  • Anne Daebler MSc (NIOO) NICE Archeal and bacterial nitrification as response to nitrogen fertilization and warming on Iceland. (2009-2013)
  • Juan Zuo MSc. linking invertebrate and bryophyte diversity and composition to wood decay rates and chemistry of different tree species (2011-2016)

PhD students supervised till doctorate

  • Smits N.A.C. Restoration of nutrient –poor grasslands in Southern Limburg (2010).
  • Heuvel, van den R.N. Nitrous oxide emission hotspots and acidic soil denitrification in a riparian buffer zone (2010).


Prof. dr. Hans Cornelissen (VU) LOGLIFE project

Taru Lethinen (Tea Bag Index )Devision of Science and Research, University of Iceland

Dr. Paul Bodelier (NIOO) collaboration on methane emission and consumption measurements in Dutch floodplain areas.

Dr. Judith Sarneel (NIOO) Tea bag index collaboration

Prof. dr Lex Bouwman (NMP/ GEO-UU) and Prof dr. Jasper Griffioen (DELTARES/GEO-UU) collaboration on world wide nitrous oxide emission estimates from riparian zones

In the Flevopolder, Prof.

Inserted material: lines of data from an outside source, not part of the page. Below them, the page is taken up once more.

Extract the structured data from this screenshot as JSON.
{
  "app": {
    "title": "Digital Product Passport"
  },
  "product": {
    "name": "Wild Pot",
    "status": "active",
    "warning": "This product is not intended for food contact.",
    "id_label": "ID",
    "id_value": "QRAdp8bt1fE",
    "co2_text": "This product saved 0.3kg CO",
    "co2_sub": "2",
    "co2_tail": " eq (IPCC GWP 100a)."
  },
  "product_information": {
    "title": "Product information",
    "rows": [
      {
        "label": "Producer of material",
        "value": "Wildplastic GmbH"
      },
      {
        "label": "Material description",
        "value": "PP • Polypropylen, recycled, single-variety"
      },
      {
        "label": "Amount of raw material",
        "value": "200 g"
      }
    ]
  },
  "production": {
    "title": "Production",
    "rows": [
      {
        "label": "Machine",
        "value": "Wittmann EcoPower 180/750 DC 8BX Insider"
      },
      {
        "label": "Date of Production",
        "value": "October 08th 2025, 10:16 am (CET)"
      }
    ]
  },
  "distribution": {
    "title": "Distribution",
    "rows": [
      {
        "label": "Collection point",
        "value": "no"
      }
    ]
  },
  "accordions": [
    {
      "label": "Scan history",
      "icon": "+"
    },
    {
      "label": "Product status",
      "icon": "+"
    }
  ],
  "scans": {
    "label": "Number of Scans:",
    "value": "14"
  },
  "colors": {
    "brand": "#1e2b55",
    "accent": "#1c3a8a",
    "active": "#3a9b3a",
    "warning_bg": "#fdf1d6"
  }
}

K. Kalbitz and Dr. C. Cerli will study biomarkers in soil profiles under different tree species to determine the origin of the sequestered carbon. We will perform our soil organic matter and decomposition measurements in the same plots and profiles. Data integration will strengthen the overall picture of carbon dynamics and will help to validate our functional plant trait approach.

Dr. Gilles Pinay, University of Rennes I, ECOBIO Rennes Cedex, France.

Prof Dennis Whigham, Smithonian Institute, Smithonian Environmental Research Centre. Edgewater, Maryland, USA

Dr. T. Thordarson, University of Iceland, Iceland (on global warming effects on wetland carbon sequestration, field work and meetings in Hengill Mountains, Hveragerdi, Iceland)